“Guidelines on dietary sugar do not meet criteria for trustworthy recommendations and are based on low-quality evidence,” said Bradley Johnston of The Hospital for Sick Children Research Institute and co-authors in an article published in the Annals of Internal Medicine (AIM).
The review of research used as a basis for policy making was funded by the International Life Sciences Institute, which includes among its members Coca Cola Co., PepsiCo Inc., Mars Inc. and Hershey Co.
The report questions the quality of evidence used by organizations including the U.S. government, the World Health Organization (WHO), and others that have advised people to cut down consumption of added sugars to promote health.
Differing recommendations from organizations are confusing to the public, the report said.
In a rare move, AIM published an editorial in the same issue that slammed the latest study as a “politicization of science” and said that recent guidelines from the USDA, Public Health England, and WHO all show “remarkable consistency.” AIM decided to publish both the new study and the critical editorial because sugar consumption is “of great interest” to readers and their patients, said Editor-in-Chief Christine Laine in an emailed statement.
The food industry has previously funded research that raises questions about public health guidelines on consumption. In 2014, the soda lobby funded a study that said diet sodas promote weight loss better than water. A 2011 study from the National Confectioners Association found that children and adolescents who eat candy tend to weigh less.
For some, the battle over the health effects of sugar consumption mirrors debates over climate change and the impact of tobacco.
“This comes right out of the tobacco industry’s playbook: Cast doubt on the science,” said Marion Nestle, professor of nutrition at New York University.
Levies on sugar consumption are planned or under consideration countries such as in Great Britain and South Africa.

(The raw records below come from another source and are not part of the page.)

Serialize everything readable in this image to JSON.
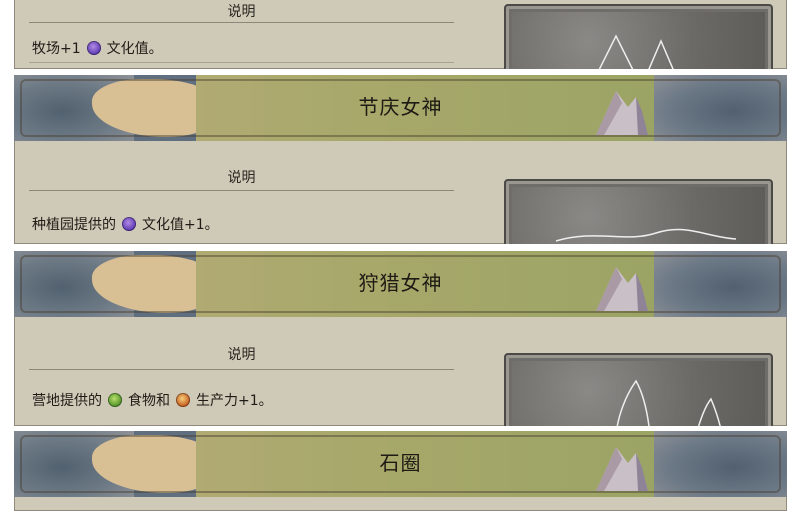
{
  "cards": [
    {
      "title": "",
      "section": "说明",
      "desc_before": "牧场+1",
      "icons": [
        "culture-icon"
      ],
      "desc_mid": "",
      "desc_after": "文化值。"
    },
    {
      "title": "节庆女神",
      "section": "说明",
      "desc_before": "种植园提供的",
      "icons": [
        "culture-icon"
      ],
      "desc_mid": "",
      "desc_after": "文化值+1。"
    },
    {
      "title": "狩猎女神",
      "section": "说明",
      "desc_before": "营地提供的",
      "icons": [
        "food-icon",
        "production-icon"
      ],
      "desc_mid": "食物和",
      "desc_after": "生产力+1。"
    },
    {
      "title": "石圈",
      "section": "",
      "desc_before": "",
      "icons": [],
      "desc_mid": "",
      "desc_after": ""
    }
  ],
  "colors": {
    "card_bg": "#cfc9b8",
    "sea": "#5f6f80",
    "grass": "#a7a86a",
    "sand": "#d8bf94",
    "culture": "#5a36b0",
    "food": "#4c8e27",
    "production": "#c2561c"
  }
}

In the U.S., an administration run by Republican Donald Trump that has pledged to cut regulation is expected to go easier on companies such as food manufacturers.